(Stored records)

● ● ●

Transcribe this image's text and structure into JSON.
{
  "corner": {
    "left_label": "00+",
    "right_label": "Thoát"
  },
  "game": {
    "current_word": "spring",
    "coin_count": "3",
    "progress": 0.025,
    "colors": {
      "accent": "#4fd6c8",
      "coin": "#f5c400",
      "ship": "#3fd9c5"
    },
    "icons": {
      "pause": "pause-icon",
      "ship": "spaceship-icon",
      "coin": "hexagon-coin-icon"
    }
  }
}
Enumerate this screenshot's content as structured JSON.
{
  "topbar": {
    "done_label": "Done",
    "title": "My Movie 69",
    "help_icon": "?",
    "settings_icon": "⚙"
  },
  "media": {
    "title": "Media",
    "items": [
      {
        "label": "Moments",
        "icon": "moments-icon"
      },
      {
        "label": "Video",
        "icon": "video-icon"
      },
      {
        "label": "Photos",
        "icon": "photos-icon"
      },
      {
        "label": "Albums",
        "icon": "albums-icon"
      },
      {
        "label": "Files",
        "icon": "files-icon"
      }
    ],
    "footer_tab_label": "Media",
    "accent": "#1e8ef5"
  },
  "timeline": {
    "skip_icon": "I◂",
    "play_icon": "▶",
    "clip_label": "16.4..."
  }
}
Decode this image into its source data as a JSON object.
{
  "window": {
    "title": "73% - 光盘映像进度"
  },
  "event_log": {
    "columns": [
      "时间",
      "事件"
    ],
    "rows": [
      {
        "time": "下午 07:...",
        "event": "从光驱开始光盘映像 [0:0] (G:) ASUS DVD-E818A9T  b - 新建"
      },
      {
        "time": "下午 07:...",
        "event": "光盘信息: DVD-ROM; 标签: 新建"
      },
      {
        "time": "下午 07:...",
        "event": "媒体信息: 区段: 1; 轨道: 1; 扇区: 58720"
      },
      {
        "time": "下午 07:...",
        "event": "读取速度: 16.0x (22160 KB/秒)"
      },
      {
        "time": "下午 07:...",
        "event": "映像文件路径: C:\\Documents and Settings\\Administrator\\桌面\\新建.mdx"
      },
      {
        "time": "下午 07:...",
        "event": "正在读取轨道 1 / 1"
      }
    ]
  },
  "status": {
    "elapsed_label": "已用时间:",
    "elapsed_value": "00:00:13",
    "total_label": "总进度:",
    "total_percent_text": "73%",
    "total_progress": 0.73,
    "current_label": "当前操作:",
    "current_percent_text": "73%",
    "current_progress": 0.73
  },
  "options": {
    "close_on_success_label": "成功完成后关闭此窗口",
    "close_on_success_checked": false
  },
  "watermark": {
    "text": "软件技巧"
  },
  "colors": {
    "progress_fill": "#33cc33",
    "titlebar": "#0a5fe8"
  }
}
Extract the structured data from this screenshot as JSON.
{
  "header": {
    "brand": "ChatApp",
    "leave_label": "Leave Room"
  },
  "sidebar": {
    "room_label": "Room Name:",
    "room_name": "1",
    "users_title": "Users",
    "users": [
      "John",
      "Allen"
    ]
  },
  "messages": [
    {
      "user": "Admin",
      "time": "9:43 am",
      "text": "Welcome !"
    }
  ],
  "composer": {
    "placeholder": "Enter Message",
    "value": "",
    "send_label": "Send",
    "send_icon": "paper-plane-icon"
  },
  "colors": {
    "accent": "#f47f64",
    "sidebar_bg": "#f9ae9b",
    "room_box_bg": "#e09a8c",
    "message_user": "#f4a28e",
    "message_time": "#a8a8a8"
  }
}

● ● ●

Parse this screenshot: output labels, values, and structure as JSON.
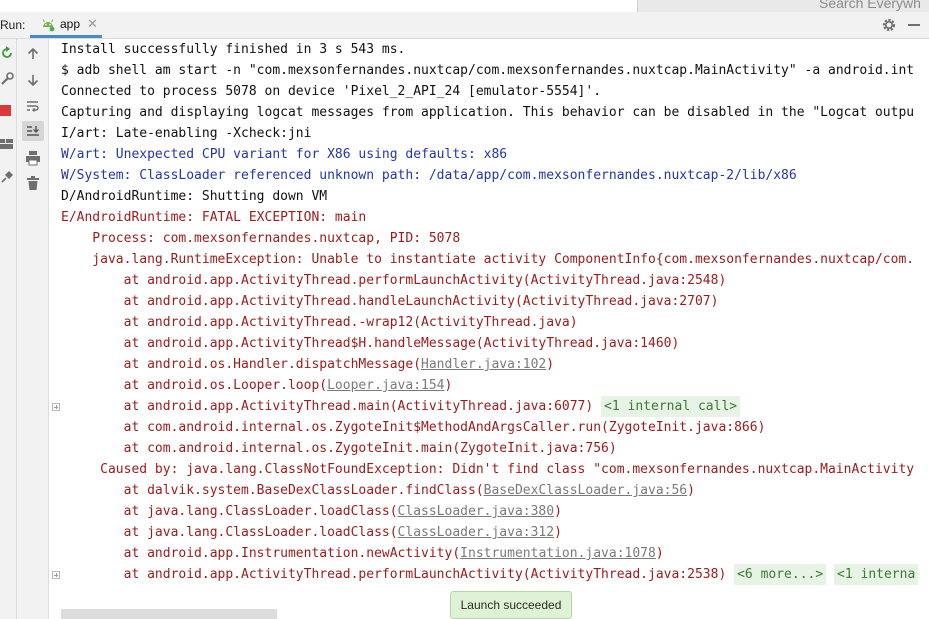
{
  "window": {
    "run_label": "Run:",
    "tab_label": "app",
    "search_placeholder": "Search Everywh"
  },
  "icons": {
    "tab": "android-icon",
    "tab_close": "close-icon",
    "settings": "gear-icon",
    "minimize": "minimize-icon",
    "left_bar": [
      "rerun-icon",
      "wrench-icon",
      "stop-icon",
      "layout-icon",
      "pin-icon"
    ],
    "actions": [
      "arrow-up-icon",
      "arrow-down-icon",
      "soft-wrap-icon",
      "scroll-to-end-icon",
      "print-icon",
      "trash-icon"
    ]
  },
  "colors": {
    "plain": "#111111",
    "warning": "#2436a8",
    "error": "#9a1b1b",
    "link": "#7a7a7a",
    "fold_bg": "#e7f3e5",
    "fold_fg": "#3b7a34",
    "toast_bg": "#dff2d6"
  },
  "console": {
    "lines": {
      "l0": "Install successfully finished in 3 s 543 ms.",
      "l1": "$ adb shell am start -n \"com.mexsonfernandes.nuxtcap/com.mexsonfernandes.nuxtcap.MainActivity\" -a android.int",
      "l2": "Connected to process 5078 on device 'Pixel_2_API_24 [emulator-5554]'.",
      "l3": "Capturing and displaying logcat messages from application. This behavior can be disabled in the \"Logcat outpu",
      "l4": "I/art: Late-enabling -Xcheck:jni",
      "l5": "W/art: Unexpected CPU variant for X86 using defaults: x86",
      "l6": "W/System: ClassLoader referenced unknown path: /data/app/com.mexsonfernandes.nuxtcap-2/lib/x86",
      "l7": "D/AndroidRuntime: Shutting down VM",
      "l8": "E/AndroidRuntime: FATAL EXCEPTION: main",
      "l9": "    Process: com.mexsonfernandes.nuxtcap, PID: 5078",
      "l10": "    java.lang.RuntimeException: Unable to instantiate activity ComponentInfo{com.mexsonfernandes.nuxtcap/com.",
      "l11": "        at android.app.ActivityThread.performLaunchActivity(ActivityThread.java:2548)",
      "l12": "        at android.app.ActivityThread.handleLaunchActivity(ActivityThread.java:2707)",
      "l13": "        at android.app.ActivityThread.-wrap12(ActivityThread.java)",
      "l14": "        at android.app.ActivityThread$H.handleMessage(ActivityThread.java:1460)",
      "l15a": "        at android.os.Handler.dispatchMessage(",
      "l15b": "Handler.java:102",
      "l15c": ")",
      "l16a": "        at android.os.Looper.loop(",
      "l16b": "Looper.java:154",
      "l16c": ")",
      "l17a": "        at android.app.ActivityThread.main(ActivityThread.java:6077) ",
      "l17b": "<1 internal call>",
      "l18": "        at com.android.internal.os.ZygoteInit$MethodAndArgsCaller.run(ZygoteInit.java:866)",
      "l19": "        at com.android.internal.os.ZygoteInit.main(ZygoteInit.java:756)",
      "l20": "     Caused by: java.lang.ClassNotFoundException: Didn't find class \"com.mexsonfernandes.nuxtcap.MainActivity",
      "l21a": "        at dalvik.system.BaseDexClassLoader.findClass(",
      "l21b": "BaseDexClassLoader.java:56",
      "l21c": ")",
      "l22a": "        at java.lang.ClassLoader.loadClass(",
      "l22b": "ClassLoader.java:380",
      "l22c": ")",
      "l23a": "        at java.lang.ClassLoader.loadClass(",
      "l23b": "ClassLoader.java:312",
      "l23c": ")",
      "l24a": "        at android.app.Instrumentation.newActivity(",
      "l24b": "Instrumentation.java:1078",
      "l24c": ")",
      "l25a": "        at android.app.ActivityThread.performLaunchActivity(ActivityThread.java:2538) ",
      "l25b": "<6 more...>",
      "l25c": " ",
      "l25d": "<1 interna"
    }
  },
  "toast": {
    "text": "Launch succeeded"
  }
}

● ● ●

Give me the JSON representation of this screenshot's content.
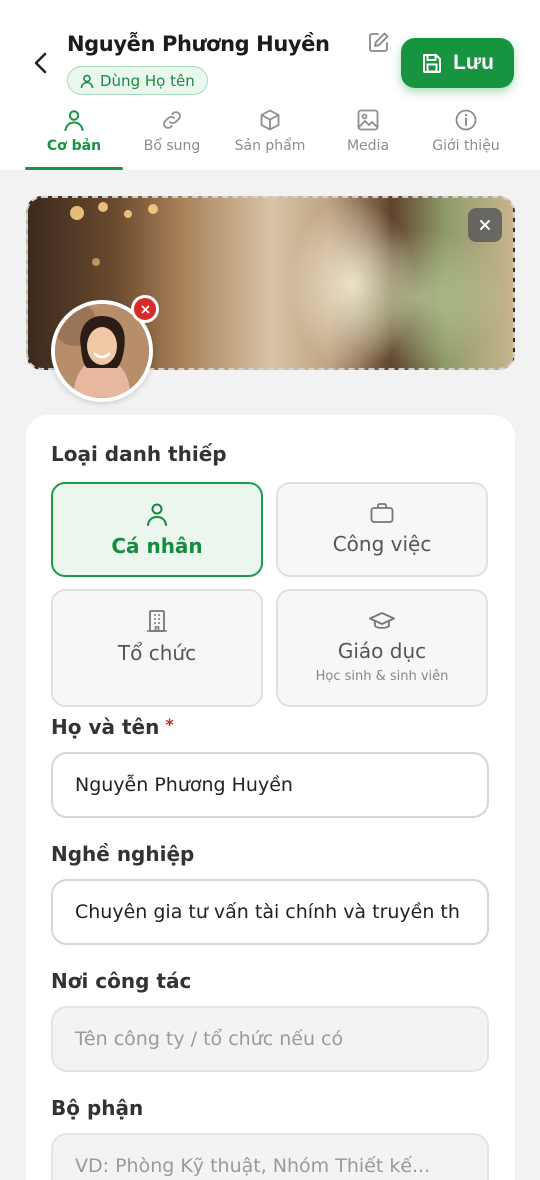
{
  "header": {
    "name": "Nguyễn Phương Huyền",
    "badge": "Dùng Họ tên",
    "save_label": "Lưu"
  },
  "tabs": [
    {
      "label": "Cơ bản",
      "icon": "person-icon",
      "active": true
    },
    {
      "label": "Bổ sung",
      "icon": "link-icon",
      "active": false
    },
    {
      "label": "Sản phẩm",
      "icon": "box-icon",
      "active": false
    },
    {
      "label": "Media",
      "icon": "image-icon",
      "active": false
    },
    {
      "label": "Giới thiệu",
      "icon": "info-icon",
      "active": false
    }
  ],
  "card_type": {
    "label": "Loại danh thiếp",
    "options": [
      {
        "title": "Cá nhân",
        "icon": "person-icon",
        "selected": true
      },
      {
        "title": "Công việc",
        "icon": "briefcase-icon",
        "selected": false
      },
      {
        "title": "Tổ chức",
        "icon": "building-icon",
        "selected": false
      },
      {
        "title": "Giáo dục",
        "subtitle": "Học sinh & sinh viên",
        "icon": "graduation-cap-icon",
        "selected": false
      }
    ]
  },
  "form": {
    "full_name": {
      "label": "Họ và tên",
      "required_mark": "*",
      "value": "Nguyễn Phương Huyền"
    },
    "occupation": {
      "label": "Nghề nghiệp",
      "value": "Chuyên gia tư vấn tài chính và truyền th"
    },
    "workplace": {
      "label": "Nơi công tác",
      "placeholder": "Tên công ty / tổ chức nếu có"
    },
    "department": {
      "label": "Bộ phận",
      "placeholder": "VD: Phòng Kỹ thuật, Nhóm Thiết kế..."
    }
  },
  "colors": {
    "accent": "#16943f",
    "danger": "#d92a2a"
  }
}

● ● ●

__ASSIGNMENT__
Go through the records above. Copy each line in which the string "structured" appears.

__TASK OUTPUT__
Enumerate this screenshot's content as structured JSON.
Extract the structured data from this screenshot as JSON.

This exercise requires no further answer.